# Linearising compound pendulum equation

1. Mar 9, 2012

### seboastien

1. The problem statement, all variables and given/known data
Linearise T=2pi√(K^2 + h^2)/gh K is known constant

This is a compound pendulum equation, I want to plot some kind of formula with variable T against some kind of formula with variable H in order to find g from the gradient.

2. Relevant equations

3. The attempt at a solution

so i've got T/2pi all squared times g all substituted to x, h subbed to y and k^2 subbed to constant C and I've got the equation y^2 -yx + C=0 and tried to solve for y=x+β
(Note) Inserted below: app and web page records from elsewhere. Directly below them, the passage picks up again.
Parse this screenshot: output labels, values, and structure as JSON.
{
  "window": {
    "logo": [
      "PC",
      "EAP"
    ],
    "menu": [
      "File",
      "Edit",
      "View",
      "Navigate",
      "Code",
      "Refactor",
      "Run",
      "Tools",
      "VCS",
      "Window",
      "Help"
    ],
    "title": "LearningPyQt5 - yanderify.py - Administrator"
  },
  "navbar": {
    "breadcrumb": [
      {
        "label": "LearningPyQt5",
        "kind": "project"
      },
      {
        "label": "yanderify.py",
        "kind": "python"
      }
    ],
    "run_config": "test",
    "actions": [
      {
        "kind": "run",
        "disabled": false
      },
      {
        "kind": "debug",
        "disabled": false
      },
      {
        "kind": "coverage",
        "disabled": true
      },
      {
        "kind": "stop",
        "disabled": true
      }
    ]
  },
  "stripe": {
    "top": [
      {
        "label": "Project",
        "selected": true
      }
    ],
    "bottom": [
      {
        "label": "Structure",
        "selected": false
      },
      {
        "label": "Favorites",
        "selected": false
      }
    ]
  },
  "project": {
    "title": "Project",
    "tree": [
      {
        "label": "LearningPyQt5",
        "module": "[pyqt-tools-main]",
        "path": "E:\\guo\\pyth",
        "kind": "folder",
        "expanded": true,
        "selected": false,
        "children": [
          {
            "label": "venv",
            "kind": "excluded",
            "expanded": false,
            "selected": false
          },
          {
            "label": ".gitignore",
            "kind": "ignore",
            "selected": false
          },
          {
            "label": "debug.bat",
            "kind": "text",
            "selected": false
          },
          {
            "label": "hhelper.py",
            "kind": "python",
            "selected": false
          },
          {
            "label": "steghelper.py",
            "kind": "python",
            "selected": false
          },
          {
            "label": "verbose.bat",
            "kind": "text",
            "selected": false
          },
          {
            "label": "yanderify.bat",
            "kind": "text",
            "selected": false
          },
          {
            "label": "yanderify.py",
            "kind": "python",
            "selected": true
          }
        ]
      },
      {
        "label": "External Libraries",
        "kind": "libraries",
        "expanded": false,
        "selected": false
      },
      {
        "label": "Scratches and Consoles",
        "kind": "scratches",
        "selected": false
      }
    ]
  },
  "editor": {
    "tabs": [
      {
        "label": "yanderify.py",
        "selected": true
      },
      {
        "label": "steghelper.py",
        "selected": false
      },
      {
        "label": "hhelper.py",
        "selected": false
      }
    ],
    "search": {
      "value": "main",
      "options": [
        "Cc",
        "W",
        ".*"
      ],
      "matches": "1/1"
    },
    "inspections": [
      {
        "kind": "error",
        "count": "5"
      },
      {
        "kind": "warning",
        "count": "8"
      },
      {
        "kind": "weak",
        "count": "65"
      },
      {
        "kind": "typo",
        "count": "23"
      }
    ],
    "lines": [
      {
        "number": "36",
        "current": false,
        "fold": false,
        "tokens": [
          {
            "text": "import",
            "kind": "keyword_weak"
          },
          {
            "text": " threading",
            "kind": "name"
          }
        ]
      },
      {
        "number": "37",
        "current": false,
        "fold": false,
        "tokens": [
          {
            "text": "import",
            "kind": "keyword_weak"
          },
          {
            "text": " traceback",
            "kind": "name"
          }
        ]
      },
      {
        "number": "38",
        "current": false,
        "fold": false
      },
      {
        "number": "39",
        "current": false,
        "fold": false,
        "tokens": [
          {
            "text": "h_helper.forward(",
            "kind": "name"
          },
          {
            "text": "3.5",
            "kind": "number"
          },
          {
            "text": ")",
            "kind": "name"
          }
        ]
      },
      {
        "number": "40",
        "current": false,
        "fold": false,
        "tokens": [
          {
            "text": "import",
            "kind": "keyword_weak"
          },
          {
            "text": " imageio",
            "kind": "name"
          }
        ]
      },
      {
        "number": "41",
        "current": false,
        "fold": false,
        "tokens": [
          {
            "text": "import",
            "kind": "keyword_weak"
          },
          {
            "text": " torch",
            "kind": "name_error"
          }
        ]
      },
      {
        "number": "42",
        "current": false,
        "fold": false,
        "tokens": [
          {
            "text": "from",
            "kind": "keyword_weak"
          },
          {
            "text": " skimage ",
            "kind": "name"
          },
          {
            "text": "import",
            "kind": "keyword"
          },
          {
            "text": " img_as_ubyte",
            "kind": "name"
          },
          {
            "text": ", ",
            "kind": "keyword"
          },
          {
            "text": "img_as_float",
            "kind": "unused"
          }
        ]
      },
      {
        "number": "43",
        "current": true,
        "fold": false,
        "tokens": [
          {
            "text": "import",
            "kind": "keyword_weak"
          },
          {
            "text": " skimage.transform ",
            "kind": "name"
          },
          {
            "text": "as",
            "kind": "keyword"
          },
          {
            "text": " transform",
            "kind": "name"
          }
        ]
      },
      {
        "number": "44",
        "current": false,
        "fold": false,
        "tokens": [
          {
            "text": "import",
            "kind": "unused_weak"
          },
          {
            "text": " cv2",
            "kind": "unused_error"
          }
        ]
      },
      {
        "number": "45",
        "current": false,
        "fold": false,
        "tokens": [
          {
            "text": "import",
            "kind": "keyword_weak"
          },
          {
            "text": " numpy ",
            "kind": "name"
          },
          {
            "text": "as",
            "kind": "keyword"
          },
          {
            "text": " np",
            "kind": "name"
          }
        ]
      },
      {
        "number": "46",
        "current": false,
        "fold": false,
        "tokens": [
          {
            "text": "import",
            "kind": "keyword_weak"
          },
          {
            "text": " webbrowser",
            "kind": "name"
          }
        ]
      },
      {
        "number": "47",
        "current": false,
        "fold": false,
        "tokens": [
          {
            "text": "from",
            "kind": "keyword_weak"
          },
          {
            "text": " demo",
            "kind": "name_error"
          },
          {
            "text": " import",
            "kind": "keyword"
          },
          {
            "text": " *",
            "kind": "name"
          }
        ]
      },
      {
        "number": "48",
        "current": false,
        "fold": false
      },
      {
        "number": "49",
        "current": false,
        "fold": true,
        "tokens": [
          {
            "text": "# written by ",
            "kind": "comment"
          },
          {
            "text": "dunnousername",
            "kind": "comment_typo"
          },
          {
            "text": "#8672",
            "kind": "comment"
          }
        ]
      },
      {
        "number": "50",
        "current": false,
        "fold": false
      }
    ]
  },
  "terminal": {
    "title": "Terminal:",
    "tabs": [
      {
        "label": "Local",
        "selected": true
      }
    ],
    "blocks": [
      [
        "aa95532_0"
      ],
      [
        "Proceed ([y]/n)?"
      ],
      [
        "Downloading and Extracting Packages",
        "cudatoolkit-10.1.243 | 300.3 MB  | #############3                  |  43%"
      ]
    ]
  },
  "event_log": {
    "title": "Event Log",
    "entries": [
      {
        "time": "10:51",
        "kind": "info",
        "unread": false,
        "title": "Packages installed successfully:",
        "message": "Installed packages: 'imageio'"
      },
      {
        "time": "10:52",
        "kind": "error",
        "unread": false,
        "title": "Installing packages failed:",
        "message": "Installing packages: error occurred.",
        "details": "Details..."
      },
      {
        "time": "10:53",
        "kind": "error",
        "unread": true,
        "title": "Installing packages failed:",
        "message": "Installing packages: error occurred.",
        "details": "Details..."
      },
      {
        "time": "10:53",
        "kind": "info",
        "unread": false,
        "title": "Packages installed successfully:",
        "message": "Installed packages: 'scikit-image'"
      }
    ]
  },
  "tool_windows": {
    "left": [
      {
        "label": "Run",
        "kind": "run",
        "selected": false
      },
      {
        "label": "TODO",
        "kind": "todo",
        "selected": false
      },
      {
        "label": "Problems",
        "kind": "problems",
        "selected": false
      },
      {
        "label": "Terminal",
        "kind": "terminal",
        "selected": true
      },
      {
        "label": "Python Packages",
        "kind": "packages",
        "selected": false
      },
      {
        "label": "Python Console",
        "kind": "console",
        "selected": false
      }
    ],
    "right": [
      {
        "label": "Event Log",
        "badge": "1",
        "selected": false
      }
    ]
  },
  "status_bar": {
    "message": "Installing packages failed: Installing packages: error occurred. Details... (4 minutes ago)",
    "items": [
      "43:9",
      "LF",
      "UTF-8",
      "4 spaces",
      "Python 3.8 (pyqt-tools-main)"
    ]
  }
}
I've tried implicit differentiation and it's gotten me nowhere

2. Mar 9, 2012

### tiny-tim

hi seboastien!

(try using the X2 button just above the Reply box )
if K is a known constant, can't you make one of the axes √(h2 + K2) ?

3. Mar 9, 2012

### seboastien

I would have to make the axis √((h^2 + K^2)/gh ) but that is a good point.

However, I would still like to know how I could linearise it further. I know that a taylor approximation is needed but I don't know how to, or what a value to choose

4. Mar 9, 2012

### tiny-tim

√(1 + (h2/K2) = 1 + (h2/K2)/2 + …

5. Mar 9, 2012

### seboastien

????????????????

6. Mar 9, 2012

### tiny-tim

if h/K is small, then √(1 + (h2/K2)) = 1 + (h2/K2)/2 + …

7. Mar 9, 2012

### seboastien

hmmm, my only issue is that its the sqrt of K^2 + h^2 divided by gh

it also turns out that k is the radius of gyration and I have no scales to measure the pendulum's mass. I believe I need a y=mx + c where the y intercept will be determined by k, g by m, x by T and h by y.

is there any way of achieving this?

8. Mar 9, 2012

### tiny-tim

i'm confused

you said that K was known

9. Mar 9, 2012

### seboastien

That's because I thought I was allowed to measure the pendulums mass.

Don't worry I've worked it out...finally, turns out I've been overcomplicating things.

I'll just plot a graph of h^2 against h*T^2 the y intercept will be -k^2 and the gradient will be g/4pi^2.

Thanks anyway.